telescope.thumb.jpg.59dbdbaf30f5552a2b0c6de3e1c63b61.jpg

 

(In comparison, here is my own, DIY radio telescope!)

 

128684900_407987453718800_4996888389398375624_n.thumb.jpg.9dbdf4a8bf3976824c24cddb9aca5134.jpg

If the chinese one fails they can use it as a giant wok for all you can eat shrimp!

Link to post
Share on other sites
10 hours ago, simon43 said:

No need to worry about that - it just means that we now have to rely on China to give us these warnings from the world's biggest radio telescope.

 

telescope.thumb.jpg.59dbdbaf30f5552a2b0c6de3e1c63b61.jpg

 

(In comparison, here is my own, DIY radio telescope!)

 

128684900_407987453718800_4996888389398375624_n.thumb.jpg.9dbdf4a8bf3976824c24cddb9aca5134.jpg

I thought it was a smaller version of the CMB detector, Ha!

Link to post
Share on other sites
7 hours ago, brianthainess said:

Watching a documentary on one of the worlds largest telescopes, they stated it could see a burning candle on the Moon. say what?

nonsense even  hubble  cant do  that, cant see the rovers or landers or  anything doesnt have the capability

Link to post
Share on other sites
7 hours ago, brianthainess said:

Watching a documentary on one of the worlds largest telescopes, they stated it could see a burning candle on the Moon. say what?

who lit the candle??

  • Haha 2
Link to post
Share on other sites

Create an account or sign in to comment

You need to be a member in order to leave a comment

Create an account

Sign up for a new account in our community. It's easy!

Register a new account

Sign in

Already have an account? Sign in here.

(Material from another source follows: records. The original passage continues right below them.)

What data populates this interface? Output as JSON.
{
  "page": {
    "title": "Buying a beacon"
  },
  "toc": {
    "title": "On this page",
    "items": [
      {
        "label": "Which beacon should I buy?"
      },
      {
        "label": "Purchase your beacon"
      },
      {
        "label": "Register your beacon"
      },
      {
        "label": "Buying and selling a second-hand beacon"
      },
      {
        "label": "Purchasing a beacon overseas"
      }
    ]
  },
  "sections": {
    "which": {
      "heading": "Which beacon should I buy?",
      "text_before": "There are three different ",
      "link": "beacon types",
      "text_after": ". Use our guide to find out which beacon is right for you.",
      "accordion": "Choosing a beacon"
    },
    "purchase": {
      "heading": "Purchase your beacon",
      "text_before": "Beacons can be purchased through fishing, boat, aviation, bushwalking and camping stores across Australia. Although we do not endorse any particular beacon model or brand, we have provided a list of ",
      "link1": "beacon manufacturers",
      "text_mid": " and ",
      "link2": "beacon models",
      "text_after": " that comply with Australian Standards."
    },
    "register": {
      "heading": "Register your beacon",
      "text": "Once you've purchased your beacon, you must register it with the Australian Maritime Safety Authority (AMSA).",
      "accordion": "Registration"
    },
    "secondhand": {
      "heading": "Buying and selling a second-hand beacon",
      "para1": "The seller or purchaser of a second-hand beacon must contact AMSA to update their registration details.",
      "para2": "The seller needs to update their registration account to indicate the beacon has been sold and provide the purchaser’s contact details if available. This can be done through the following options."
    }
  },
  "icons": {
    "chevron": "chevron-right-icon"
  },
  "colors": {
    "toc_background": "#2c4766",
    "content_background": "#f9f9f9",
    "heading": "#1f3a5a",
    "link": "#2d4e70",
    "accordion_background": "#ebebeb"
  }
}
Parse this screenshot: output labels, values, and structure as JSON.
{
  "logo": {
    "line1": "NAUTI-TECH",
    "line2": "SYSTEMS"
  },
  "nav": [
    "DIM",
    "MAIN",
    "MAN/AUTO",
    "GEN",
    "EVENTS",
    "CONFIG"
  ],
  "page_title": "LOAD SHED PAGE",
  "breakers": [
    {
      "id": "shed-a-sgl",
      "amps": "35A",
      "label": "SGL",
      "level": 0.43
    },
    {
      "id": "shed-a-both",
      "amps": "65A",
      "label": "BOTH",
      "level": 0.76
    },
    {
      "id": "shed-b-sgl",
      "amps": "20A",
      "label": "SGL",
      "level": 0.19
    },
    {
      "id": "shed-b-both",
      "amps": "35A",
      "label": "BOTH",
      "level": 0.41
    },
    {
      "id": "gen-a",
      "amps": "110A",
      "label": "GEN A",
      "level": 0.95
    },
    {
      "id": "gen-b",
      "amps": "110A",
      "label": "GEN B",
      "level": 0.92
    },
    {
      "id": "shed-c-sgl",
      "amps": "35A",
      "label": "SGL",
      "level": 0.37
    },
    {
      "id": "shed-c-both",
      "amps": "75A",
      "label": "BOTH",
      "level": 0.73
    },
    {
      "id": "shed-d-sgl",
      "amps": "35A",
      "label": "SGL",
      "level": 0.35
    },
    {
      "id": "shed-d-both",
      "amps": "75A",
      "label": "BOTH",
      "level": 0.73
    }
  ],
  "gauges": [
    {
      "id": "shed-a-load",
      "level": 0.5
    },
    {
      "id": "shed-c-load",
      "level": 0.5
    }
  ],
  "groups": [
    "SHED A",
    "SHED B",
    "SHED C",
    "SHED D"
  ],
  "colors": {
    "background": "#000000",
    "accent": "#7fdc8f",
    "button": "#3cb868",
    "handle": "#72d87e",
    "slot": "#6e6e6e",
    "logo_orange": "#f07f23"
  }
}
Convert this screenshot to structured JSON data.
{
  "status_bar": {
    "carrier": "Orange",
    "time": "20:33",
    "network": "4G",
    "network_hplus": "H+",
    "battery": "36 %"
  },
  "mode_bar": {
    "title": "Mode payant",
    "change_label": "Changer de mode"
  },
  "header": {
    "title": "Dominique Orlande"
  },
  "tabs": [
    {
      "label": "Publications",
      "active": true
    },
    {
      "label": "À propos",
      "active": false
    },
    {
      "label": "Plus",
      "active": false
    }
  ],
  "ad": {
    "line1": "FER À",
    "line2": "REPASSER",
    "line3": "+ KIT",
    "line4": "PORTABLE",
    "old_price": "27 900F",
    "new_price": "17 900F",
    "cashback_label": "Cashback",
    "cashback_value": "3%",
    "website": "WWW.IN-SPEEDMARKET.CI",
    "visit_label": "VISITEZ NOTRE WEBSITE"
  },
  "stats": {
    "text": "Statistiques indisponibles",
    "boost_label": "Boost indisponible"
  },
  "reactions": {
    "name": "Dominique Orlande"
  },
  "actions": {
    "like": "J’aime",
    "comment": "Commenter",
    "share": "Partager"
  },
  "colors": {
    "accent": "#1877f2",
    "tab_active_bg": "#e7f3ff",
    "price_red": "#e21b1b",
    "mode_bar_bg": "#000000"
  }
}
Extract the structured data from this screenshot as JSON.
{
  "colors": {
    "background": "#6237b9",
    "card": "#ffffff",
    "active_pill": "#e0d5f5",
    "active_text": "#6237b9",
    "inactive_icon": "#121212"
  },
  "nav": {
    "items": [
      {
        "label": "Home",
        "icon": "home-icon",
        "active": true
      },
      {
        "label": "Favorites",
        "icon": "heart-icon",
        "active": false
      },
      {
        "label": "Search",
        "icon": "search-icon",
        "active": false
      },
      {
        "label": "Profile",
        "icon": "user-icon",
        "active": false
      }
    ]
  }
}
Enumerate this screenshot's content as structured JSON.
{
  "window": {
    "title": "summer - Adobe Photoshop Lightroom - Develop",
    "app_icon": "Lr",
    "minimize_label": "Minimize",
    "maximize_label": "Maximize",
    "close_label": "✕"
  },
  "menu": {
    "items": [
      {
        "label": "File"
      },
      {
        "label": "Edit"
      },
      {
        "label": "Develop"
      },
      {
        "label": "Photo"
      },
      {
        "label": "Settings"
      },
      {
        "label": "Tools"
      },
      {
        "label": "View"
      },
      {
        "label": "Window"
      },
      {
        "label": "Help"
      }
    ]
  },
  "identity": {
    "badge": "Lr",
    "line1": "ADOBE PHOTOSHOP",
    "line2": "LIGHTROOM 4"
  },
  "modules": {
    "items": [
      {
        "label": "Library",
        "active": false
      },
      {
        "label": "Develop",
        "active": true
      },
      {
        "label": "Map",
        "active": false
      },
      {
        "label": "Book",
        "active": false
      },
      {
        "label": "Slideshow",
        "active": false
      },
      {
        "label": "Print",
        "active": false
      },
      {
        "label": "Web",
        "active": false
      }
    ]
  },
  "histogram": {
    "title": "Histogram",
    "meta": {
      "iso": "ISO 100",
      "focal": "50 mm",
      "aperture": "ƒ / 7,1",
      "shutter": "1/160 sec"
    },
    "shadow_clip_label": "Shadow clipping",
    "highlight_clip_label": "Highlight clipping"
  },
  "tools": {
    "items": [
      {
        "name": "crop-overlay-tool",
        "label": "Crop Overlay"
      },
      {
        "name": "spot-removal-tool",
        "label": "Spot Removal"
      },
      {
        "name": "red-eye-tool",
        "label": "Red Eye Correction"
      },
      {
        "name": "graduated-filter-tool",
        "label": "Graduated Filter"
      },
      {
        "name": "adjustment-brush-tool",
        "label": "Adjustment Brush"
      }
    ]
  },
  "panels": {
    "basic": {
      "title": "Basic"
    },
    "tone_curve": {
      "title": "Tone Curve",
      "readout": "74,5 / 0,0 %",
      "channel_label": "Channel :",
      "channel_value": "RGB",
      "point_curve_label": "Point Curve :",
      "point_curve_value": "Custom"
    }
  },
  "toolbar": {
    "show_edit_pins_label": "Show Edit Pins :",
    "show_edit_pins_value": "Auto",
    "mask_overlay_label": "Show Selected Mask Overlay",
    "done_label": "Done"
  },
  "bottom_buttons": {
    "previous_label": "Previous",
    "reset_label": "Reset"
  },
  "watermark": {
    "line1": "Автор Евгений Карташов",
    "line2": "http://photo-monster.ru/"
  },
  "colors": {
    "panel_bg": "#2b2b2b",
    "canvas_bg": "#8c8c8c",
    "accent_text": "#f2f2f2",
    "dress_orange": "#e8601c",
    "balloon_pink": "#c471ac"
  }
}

Sign In Now
  • Recently Browsing   0 members

    No registered users viewing this page.

×
×
  • Create New...